However, Jackie Brierton – Enterprise Coordinator at the Perthshire-based enterprise service GrowBiz – takes a more optimistic view. “There is now a big market for adapted products. Crowdfunding has become more popular and easier to access at a time when bank funding has become more difficult to access. And the great thing about it all is that it’s fundamentally about improving lives and using social enterprise to take an idea to the market.”
Further details about Minivation can be found at www.minivation.co; Chris Buckingham’s forthcoming book, Crowdfunding Intelligence: A Practical Guide to Creating a Crowdfunding Campaign is due for publication in May 2015
When crowdfunding goes wrong
AME Communicate offers three app-based products for people who are visually-impaired, hearing-impaired and non native English speakers. They comprise AME Sight (an all-in-one screen magnifier, reader and character recognition app), AME Translate (which enables users to communicate in other languages via pre-loaded phrases and words) and AME BSL (a British Sign Language interpreter and translator).
Though now a successful company with a number of well-known clients, including the BBC, AME Communicate hasn’t always done so well. Recalling a crowdfunding campaign previously pursued by the company, CEO Chris Telesford says, “We realised quite quickly that crowdfunding may not have been the best idea. When we looked at the other products out there they were all mainstream concepts, often fashion-related. When you create something which no one has thought of, people are less happy to invest.”
The crowdfunding campaign may have had a disappointing response, but the company’s products went on to generate interest among developers, partners and manufacturers across the world. “Crowdfunding didn’t allow us to fully represent our goals and show the products off to their best advantage,” Teleford admits. “But in the end, it didn’t hinder us at all. We do a lot of business in the US and are currently working on a fourth product, an indoor Satnav for the blind.”
Find out more at www.amecommunicate.com
When crowdfunding goes right
BrainInHead is an app developed by the Autism Diagnostic Research Centre (ADRC) – a not-for-profit company based in Southampton that helps users manage their everyday anxieties.
“BrainInHand helps users deal with potentially stressful situations in much the same way a parent or psychologist would,” says ADRC CEO, David Fry. “Those who use it are the ones needing the most support, so it serves as an extra safety net in addition to their usual team of support workers and professionals. It also monitors mood, so when anxiety levels get too high, the system alerts the user’s nominated supporter.”

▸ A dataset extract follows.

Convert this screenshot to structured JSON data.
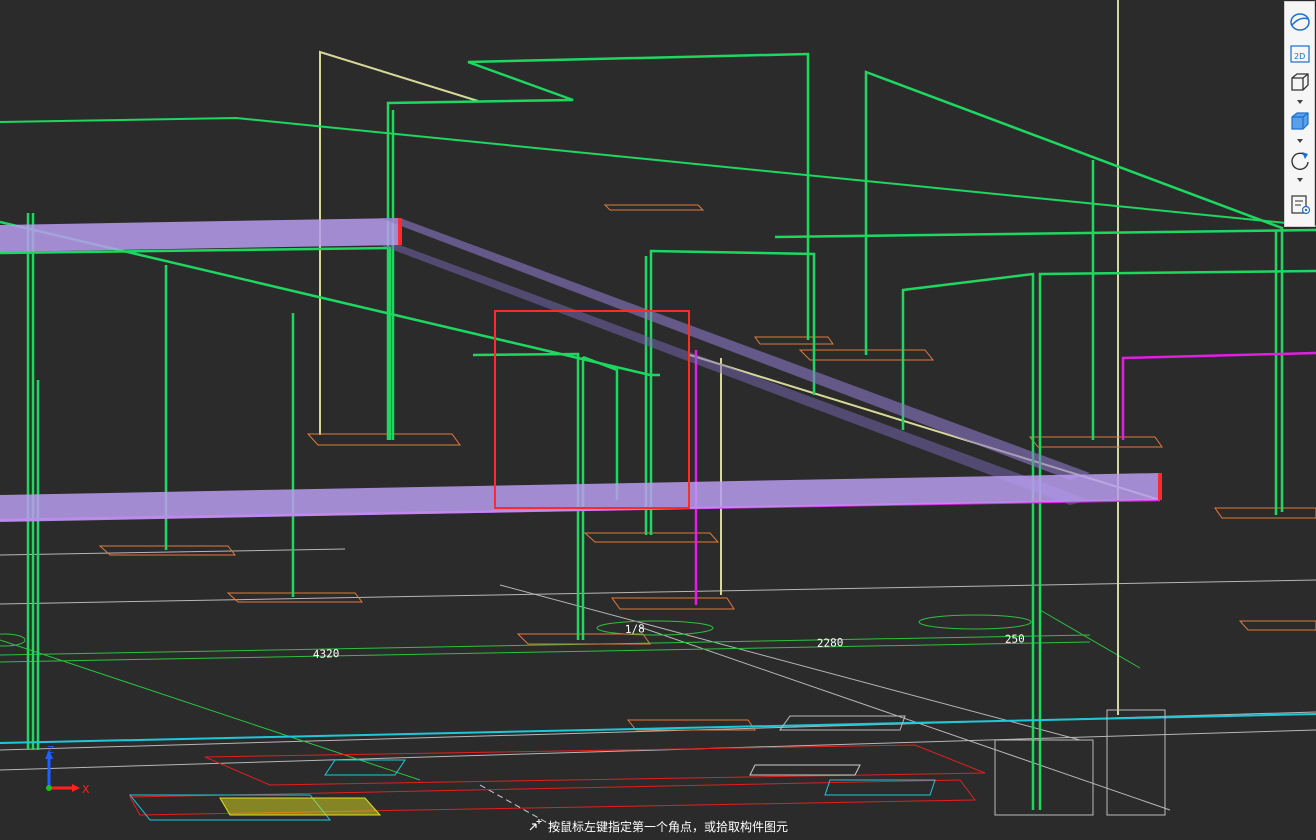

The software – billed as being able to provide ‘cognitive behavioural therapy in your pocket’ – enables users to create schedules and solve daily challenges whilst monitoring their moods and anxieties. Since launching in 2013 it has been adopted by several UK schools, one county council and four NHS trusts. It is also currently being piloted by the National Autistic Society and members of Autism Alliance.
“We wanted to offer the product more widely due to the social impact it was having, so the crowdfunding was as much for participation as it was for raising money and expanding our reach,” Fry explains. The campaign ultimately led to £10,000 being successfully raised via Crowdcube in addition to the project’s £150k grant.
“Being able to support people in achieving more in education and work is a particular focus for us, [in which] BrainInHand plays a key role,” Fry adds. “It can help manage other conditions, such as obsessive compulsive disorder, generalised anxiety disorder and ADHD.”
Find out more at www.adrc.co.uk